On a personal level, he said, “I wouldn’t be able to do this play if it weren’t for the overall message. It takes me to a terrible place.”
A place where Wallace is ready. “I trust Nick,” he said. “And because I trust him, and because Ryan, our director, has created this room where we can go to the places we need to go to, I know that he’s safe.
“And he knows he’s safe. That’s the nature of acting. And we hug it out at the end, and it’s over. We’re putting it all out there on the stage for people to absorb it and respond.”
The audience gets pulled in, he added, embraced by the circle of the three actors onstage. “There are no huge light changes, no music; nothing’s coming up from the floor. It unfolds in real time, and what we appreciate is that people are gripped.”
Wallace said he doesn’t do plays “to be an advocate,” and that “‘Master Harold…” is no exception. “My biggest thing in doing this play was the message of forgiveness,” he said. “That was the thing that struck me, and that’s the challenge I put to the audience.
“Do you have the capacity to forgive? Do you have the capacity to understand, and to try and push forward to a new beginning?”
The next biggest thing? The play’s inescapable humor and humanity. “It’s funny—it’s fun,” said Wallace. “You’ll love seeing us together– until you don’t. And that’s kind of what life is; it goes back and forth.
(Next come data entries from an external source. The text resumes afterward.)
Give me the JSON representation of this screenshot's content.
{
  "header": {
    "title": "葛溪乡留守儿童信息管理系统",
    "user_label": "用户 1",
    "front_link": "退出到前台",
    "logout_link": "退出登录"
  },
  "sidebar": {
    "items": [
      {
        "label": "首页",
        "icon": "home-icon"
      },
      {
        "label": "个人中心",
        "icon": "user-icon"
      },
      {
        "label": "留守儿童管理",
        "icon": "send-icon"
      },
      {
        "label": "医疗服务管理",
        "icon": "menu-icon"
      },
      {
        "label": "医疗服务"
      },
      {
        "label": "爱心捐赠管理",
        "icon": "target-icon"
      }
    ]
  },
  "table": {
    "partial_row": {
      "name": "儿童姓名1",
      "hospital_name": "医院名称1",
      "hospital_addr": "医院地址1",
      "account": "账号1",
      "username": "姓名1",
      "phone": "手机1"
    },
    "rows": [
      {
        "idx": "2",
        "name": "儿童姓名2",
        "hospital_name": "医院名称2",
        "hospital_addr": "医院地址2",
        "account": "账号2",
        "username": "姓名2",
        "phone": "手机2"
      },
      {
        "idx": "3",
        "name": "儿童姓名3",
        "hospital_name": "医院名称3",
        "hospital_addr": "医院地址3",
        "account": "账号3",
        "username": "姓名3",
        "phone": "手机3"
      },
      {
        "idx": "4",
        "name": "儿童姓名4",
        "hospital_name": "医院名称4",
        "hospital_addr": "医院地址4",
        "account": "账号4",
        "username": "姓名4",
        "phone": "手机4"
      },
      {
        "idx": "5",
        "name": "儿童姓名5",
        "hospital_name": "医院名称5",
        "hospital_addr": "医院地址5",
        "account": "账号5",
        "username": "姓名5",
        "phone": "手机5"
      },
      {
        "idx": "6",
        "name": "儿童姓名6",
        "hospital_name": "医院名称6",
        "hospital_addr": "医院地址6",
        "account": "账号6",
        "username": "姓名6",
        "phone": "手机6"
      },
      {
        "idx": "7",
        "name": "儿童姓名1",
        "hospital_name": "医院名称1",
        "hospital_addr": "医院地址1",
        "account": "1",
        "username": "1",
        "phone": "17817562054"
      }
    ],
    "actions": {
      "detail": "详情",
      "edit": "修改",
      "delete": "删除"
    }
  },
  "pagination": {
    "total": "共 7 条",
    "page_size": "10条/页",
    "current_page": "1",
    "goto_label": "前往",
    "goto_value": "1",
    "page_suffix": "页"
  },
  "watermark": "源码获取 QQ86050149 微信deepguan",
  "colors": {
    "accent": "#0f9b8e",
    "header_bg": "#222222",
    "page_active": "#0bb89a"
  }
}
“I present with all my heart, and with all the rehearsals we put in beforehand. And hopefully it reaches you, the audience, and moves you.”
“’Master Harold’… and the Boys” runs through May 6 at Round House Theatre, 4545 East-West Highway, Bethesda. Tickets start at $30, with discounts available for seniors, veterans, military and those younger than 30. Call 240-644-1100 or visit www.RoundHouseTheatre.org.